And do you trust that “Angry birds walkthrough” you downloaded? Or that “Office Space soundboard”? You really have no idea what those programs are doing behind the scenes unless you take control of your phone at a much lower level so that you can police what applications are allowed to communicate with the outside world.

If you want to swap out the kernel that came with your phone for one you can trust, look no further than WhisperCore. WhisperCore is a secure Android platform dedicated to providing the security and management features necessary for transforming a consumer phone into an enterprise-class device. It provides full device level encryption for your phone, and can encrypt any attached SD card as well.

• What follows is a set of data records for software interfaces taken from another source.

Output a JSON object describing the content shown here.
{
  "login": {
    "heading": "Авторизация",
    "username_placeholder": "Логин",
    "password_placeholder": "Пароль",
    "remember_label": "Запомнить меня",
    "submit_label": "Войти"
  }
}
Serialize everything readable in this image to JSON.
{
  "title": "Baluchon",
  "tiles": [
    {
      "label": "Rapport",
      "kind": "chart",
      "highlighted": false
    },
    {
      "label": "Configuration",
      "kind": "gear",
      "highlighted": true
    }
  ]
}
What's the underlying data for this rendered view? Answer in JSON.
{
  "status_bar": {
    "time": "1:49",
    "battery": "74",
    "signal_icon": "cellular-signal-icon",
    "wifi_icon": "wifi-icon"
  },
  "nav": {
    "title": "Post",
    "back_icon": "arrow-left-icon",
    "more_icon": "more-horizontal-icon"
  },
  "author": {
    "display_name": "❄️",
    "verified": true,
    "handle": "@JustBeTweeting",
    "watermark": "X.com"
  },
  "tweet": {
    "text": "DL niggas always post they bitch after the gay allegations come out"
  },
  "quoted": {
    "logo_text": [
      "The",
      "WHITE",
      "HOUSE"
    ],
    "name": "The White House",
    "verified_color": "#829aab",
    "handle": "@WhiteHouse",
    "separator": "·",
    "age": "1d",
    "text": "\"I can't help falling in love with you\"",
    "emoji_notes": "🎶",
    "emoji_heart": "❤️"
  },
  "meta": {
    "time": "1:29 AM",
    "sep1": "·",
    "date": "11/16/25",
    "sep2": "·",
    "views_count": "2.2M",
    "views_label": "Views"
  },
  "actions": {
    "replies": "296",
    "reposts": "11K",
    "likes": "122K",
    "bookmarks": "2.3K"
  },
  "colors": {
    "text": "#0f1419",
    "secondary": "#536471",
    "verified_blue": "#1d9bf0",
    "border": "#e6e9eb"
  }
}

WhisperCore comes with WhisperMonitor, a software firewall capable of dynamic egress filtering and real-time connection monitoring, giving you control over where your data is going and what your apps are doing.

Unfortunately, installing these packages takes a little more commitment than clicking through a couple of screens on the Android Market. You’ll need to load an installer on your Mac, Linux or Windows PC, completely back up your phone, and go down the “road of secure communications” knowing that there’s no way back, both in terms of paranoia and in restoring your phone’s original firmware.

Luckily, we want *everybody* to know about the May Geek Gathering, so there’s no need to risk bricking your phone. Of course, if you’re up for it, I only ask that you wait until this Friday night to give it a go. If things don’t go as planned, you can always see what’s required to hack together a new phone from Arduino parts, a SIM card and a small GPRS radio. We’ll also have several radio-controlled blinky lights to help you find your happy place, as well as a ton of HexBug Nanos to play with.

Now, I’d spend some time talking about how to secure your email using PGP encryption plugins for popular mail clients, like the Gnu Privacy Guard for Outlook, Thunderbird and Evolution, but again, all the kidz these days are using FaceBook.

So… Here’s what you need do to make your FaceBook communications secure:

( . . . . )

That’s it for your concealed communications codex and that’s that for BarretTime.

Comments are closed.